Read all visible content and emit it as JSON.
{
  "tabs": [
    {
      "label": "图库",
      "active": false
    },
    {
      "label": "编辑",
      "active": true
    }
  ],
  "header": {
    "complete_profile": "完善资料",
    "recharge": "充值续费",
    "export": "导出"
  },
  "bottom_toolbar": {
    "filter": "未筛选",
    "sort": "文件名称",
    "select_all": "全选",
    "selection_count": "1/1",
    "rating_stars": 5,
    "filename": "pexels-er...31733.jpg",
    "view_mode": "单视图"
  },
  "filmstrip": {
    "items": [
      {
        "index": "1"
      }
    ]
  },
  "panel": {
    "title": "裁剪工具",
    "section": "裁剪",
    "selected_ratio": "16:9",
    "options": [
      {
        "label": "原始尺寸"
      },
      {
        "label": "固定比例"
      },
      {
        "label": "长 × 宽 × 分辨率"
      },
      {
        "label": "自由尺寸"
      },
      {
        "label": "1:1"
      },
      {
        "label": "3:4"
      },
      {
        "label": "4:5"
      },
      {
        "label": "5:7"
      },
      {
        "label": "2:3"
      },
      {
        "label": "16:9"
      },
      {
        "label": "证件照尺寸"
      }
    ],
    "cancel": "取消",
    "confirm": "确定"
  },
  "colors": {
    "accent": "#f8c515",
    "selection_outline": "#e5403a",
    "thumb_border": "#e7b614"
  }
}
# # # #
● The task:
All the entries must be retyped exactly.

● Written solution:
Read all visible content and emit it as JSON.
{
  "tabs": [
    {
      "label": "图库",
      "active": false
    },
    {
      "label": "编辑",
      "active": true
    }
  ],
  "header": {
    "complete_profile": "完善资料",
    "recharge": "充值续费",
    "export": "导出"
  },
  "bottom_toolbar": {
    "filter": "未筛选",
    "sort": "文件名称",
    "select_all": "全选",
    "selection_count": "1/1",
    "rating_stars": 5,
    "filename": "pexels-er...31733.jpg",
    "view_mode": "单视图"
  },
  "filmstrip": {
    "items": [
      {
        "index": "1"
      }
    ]
  },
  "panel": {
    "title": "裁剪工具",
    "section": "裁剪",
    "selected_ratio": "16:9",
    "options": [
      {
        "label": "原始尺寸"
      },
      {
        "label": "固定比例"
      },
      {
        "label": "长 × 宽 × 分辨率"
      },
      {
        "label": "自由尺寸"
      },
      {
        "label": "1:1"
      },
      {
        "label": "3:4"
      },
      {
        "label": "4:5"
      },
      {
        "label": "5:7"
      },
      {
        "label": "2:3"
      },
      {
        "label": "16:9"
      },
      {
        "label": "证件照尺寸"
      }
    ],
    "cancel": "取消",
    "confirm": "确定"
  },
  "colors": {
    "accent": "#f8c515",
    "selection_outline": "#e5403a",
    "thumb_border": "#e7b614"
  }
}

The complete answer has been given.